====== Material shown
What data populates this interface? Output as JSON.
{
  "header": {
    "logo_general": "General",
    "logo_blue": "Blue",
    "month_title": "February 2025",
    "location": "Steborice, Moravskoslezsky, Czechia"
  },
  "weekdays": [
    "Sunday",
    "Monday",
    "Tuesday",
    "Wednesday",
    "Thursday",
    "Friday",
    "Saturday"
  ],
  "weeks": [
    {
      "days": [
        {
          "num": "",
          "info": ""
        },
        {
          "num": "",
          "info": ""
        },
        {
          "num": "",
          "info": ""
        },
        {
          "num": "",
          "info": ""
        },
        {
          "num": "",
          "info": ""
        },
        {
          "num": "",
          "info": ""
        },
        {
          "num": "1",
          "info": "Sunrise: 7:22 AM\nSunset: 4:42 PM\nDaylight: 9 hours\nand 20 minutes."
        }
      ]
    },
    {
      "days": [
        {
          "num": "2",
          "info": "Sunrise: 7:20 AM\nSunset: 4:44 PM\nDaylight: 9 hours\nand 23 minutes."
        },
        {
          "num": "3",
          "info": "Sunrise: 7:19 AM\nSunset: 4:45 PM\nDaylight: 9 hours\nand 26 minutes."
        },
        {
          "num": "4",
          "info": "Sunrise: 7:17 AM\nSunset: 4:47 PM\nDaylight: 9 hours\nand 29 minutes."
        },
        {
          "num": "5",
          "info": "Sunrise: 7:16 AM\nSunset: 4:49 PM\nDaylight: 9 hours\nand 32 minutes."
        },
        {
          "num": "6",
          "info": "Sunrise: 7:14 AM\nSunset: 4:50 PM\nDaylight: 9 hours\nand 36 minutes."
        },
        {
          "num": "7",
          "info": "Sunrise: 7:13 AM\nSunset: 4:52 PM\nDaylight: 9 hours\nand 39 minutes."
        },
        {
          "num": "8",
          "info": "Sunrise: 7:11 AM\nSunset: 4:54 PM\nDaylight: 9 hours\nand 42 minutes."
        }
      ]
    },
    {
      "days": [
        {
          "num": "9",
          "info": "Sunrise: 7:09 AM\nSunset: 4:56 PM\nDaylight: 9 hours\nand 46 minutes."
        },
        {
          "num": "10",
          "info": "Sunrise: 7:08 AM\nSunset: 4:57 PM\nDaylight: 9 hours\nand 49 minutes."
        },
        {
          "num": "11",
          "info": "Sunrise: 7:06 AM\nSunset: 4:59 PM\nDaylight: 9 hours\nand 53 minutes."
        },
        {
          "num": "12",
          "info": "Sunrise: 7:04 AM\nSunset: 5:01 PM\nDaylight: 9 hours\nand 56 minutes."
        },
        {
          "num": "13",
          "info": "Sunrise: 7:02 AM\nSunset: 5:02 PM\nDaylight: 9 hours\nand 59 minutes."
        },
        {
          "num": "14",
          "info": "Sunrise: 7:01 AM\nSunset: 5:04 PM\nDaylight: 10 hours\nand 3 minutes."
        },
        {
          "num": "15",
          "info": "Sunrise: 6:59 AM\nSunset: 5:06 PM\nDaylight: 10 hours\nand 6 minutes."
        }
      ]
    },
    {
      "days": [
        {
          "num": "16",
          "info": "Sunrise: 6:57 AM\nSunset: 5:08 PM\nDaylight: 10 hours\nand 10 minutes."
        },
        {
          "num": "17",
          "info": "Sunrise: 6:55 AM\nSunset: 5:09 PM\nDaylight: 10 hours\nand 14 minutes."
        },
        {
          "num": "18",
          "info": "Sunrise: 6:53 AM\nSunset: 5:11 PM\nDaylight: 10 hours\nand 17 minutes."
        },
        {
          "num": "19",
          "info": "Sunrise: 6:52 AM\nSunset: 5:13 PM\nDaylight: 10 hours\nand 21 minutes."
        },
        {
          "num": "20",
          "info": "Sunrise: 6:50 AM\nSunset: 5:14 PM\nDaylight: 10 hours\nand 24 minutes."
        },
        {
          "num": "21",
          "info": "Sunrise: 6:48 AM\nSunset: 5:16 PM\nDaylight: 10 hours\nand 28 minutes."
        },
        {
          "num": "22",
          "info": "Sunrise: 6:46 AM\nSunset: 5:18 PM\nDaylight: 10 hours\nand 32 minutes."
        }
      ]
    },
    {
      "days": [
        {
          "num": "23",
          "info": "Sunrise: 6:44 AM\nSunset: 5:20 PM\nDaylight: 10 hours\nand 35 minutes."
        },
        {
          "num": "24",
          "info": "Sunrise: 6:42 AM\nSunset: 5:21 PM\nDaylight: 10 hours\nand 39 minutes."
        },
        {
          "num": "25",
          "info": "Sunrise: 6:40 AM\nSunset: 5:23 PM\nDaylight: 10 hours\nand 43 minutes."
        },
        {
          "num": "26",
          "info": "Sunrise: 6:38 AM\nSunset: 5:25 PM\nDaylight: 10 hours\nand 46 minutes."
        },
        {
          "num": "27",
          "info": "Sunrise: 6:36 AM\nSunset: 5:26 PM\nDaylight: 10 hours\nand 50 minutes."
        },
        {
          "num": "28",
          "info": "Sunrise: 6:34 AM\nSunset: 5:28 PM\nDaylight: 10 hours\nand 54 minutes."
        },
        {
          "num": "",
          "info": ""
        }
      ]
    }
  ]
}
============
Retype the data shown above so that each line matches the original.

What data populates this interface? Output as JSON.
{
  "header": {
    "logo_general": "General",
    "logo_blue": "Blue",
    "month_title": "February 2025",
    "location": "Steborice, Moravskoslezsky, Czechia"
  },
  "weekdays": [
    "Sunday",
    "Monday",
    "Tuesday",
    "Wednesday",
    "Thursday",
    "Friday",
    "Saturday"
  ],
  "weeks": [
    {
      "days": [
        {
          "num": "",
          "info": ""
        },
        {
          "num": "",
          "info": ""
        },
        {
          "num": "",
          "info": ""
        },
        {
          "num": "",
          "info": ""
        },
        {
          "num": "",
          "info": ""
        },
        {
          "num": "",
          "info": ""
        },
        {
          "num": "1",
          "info": "Sunrise: 7:22 AM\nSunset: 4:42 PM\nDaylight: 9 hours\nand 20 minutes."
        }
      ]
    },
    {
      "days": [
        {
          "num": "2",
          "info": "Sunrise: 7:20 AM\nSunset: 4:44 PM\nDaylight: 9 hours\nand 23 minutes."
        },
        {
          "num": "3",
          "info": "Sunrise: 7:19 AM\nSunset: 4:45 PM\nDaylight: 9 hours\nand 26 minutes."
        },
        {
          "num": "4",
          "info": "Sunrise: 7:17 AM\nSunset: 4:47 PM\nDaylight: 9 hours\nand 29 minutes."
        },
        {
          "num": "5",
          "info": "Sunrise: 7:16 AM\nSunset: 4:49 PM\nDaylight: 9 hours\nand 32 minutes."
        },
        {
          "num": "6",
          "info": "Sunrise: 7:14 AM\nSunset: 4:50 PM\nDaylight: 9 hours\nand 36 minutes."
        },
        {
          "num": "7",
          "info": "Sunrise: 7:13 AM\nSunset: 4:52 PM\nDaylight: 9 hours\nand 39 minutes."
        },
        {
          "num": "8",
          "info": "Sunrise: 7:11 AM\nSunset: 4:54 PM\nDaylight: 9 hours\nand 42 minutes."
        }
      ]
    },
    {
      "days": [
        {
          "num": "9",
          "info": "Sunrise: 7:09 AM\nSunset: 4:56 PM\nDaylight: 9 hours\nand 46 minutes."
        },
        {
          "num": "10",
          "info": "Sunrise: 7:08 AM\nSunset: 4:57 PM\nDaylight: 9 hours\nand 49 minutes."
        },
        {
          "num": "11",
          "info": "Sunrise: 7:06 AM\nSunset: 4:59 PM\nDaylight: 9 hours\nand 53 minutes."
        },
        {
          "num": "12",
          "info": "Sunrise: 7:04 AM\nSunset: 5:01 PM\nDaylight: 9 hours\nand 56 minutes."
        },
        {
          "num": "13",
          "info": "Sunrise: 7:02 AM\nSunset: 5:02 PM\nDaylight: 9 hours\nand 59 minutes."
        },
        {
          "num": "14",
          "info": "Sunrise: 7:01 AM\nSunset: 5:04 PM\nDaylight: 10 hours\nand 3 minutes."
        },
        {
          "num": "15",
          "info": "Sunrise: 6:59 AM\nSunset: 5:06 PM\nDaylight: 10 hours\nand 6 minutes."
        }
      ]
    },
    {
      "days": [
        {
          "num": "16",
          "info": "Sunrise: 6:57 AM\nSunset: 5:08 PM\nDaylight: 10 hours\nand 10 minutes."
        },
        {
          "num": "17",
          "info": "Sunrise: 6:55 AM\nSunset: 5:09 PM\nDaylight: 10 hours\nand 14 minutes."
        },
        {
          "num": "18",
          "info": "Sunrise: 6:53 AM\nSunset: 5:11 PM\nDaylight: 10 hours\nand 17 minutes."
        },
        {
          "num": "19",
          "info": "Sunrise: 6:52 AM\nSunset: 5:13 PM\nDaylight: 10 hours\nand 21 minutes."
        },
        {
          "num": "20",
          "info": "Sunrise: 6:50 AM\nSunset: 5:14 PM\nDaylight: 10 hours\nand 24 minutes."
        },
        {
          "num": "21",
          "info": "Sunrise: 6:48 AM\nSunset: 5:16 PM\nDaylight: 10 hours\nand 28 minutes."
        },
        {
          "num": "22",
          "info": "Sunrise: 6:46 AM\nSunset: 5:18 PM\nDaylight: 10 hours\nand 32 minutes."
        }
      ]
    },
    {
      "days": [
        {
          "num": "23",
          "info": "Sunrise: 6:44 AM\nSunset: 5:20 PM\nDaylight: 10 hours\nand 35 minutes."
        },
        {
          "num": "24",
          "info": "Sunrise: 6:42 AM\nSunset: 5:21 PM\nDaylight: 10 hours\nand 39 minutes."
        },
        {
          "num": "25",
          "info": "Sunrise: 6:40 AM\nSunset: 5:23 PM\nDaylight: 10 hours\nand 43 minutes."
        },
        {
          "num": "26",
          "info": "Sunrise: 6:38 AM\nSunset: 5:25 PM\nDaylight: 10 hours\nand 46 minutes."
        },
        {
          "num": "27",
          "info": "Sunrise: 6:36 AM\nSunset: 5:26 PM\nDaylight: 10 hours\nand 50 minutes."
        },
        {
          "num": "28",
          "info": "Sunrise: 6:34 AM\nSunset: 5:28 PM\nDaylight: 10 hours\nand 54 minutes."
        },
        {
          "num": "",
          "info": ""
        }
      ]
    }
  ]
}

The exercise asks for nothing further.